■ ABOUT THIS TASK: Check each line of the data, and copy those where "Peasy" appears.

MATERIAL FOR THIS TASK START

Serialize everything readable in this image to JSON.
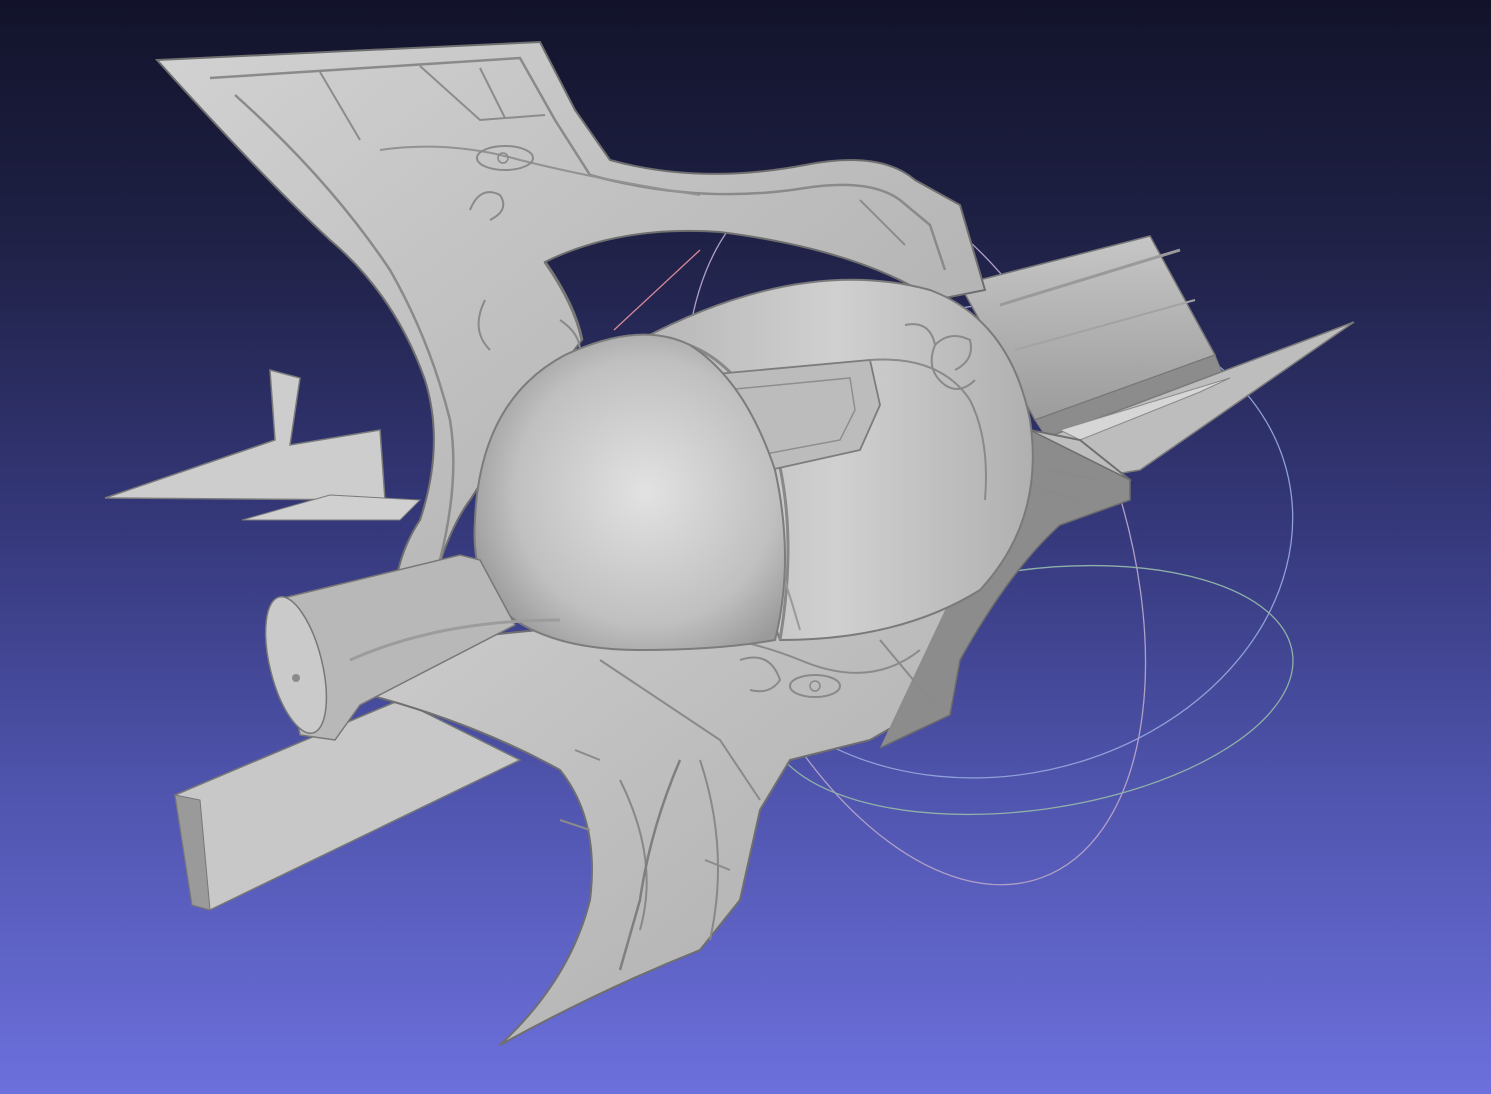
{
  "viewer": {
    "background_top": "#12132a",
    "background_bottom": "#6c70dc",
    "model_color": "#c4c4c4",
    "model_shadow": "#7d7d7d",
    "trackball_axes": {
      "x": "#d94a4a",
      "y": "#4cc84c",
      "z": "#5a7be0"
    }
  }
}
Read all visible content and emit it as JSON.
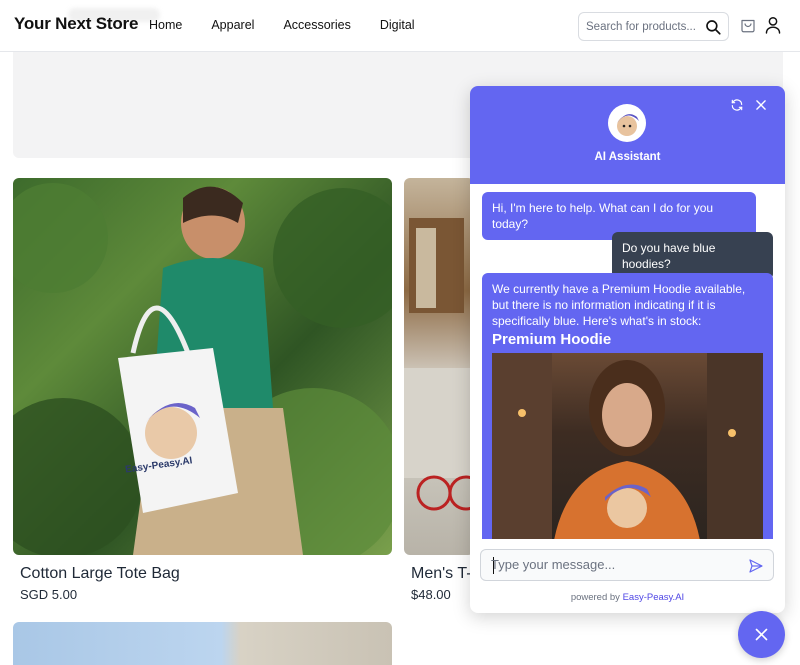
{
  "header": {
    "brand": "Your Next Store",
    "nav": [
      "Home",
      "Apparel",
      "Accessories",
      "Digital"
    ],
    "search_placeholder": "Search for products..."
  },
  "products": [
    {
      "name": "Cotton Large Tote Bag",
      "price": "SGD 5.00"
    },
    {
      "name": "Men's T-",
      "price": "$48.00"
    }
  ],
  "chat": {
    "title": "AI Assistant",
    "messages": [
      {
        "role": "bot",
        "text": "Hi, I'm here to help. What can I do for you today?"
      },
      {
        "role": "user",
        "text": "Do you have blue hoodies?"
      },
      {
        "role": "bot",
        "text": "We currently have a Premium Hoodie available, but there is no information indicating if it is specifically blue. Here's what's in stock:",
        "product_title": "Premium Hoodie"
      }
    ],
    "input_placeholder": "Type your message...",
    "powered_prefix": "powered by",
    "powered_brand": "Easy-Peasy.AI"
  },
  "branding": {
    "logo_text": "Easy-Peasy.AI"
  },
  "colors": {
    "accent": "#6366f1",
    "user_bubble": "#374151"
  }
}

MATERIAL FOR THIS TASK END

■ OUTPUT OF THE TASK:
    "powered_brand": "Easy-Peasy.AI"
    "logo_text": "Easy-Peasy.AI"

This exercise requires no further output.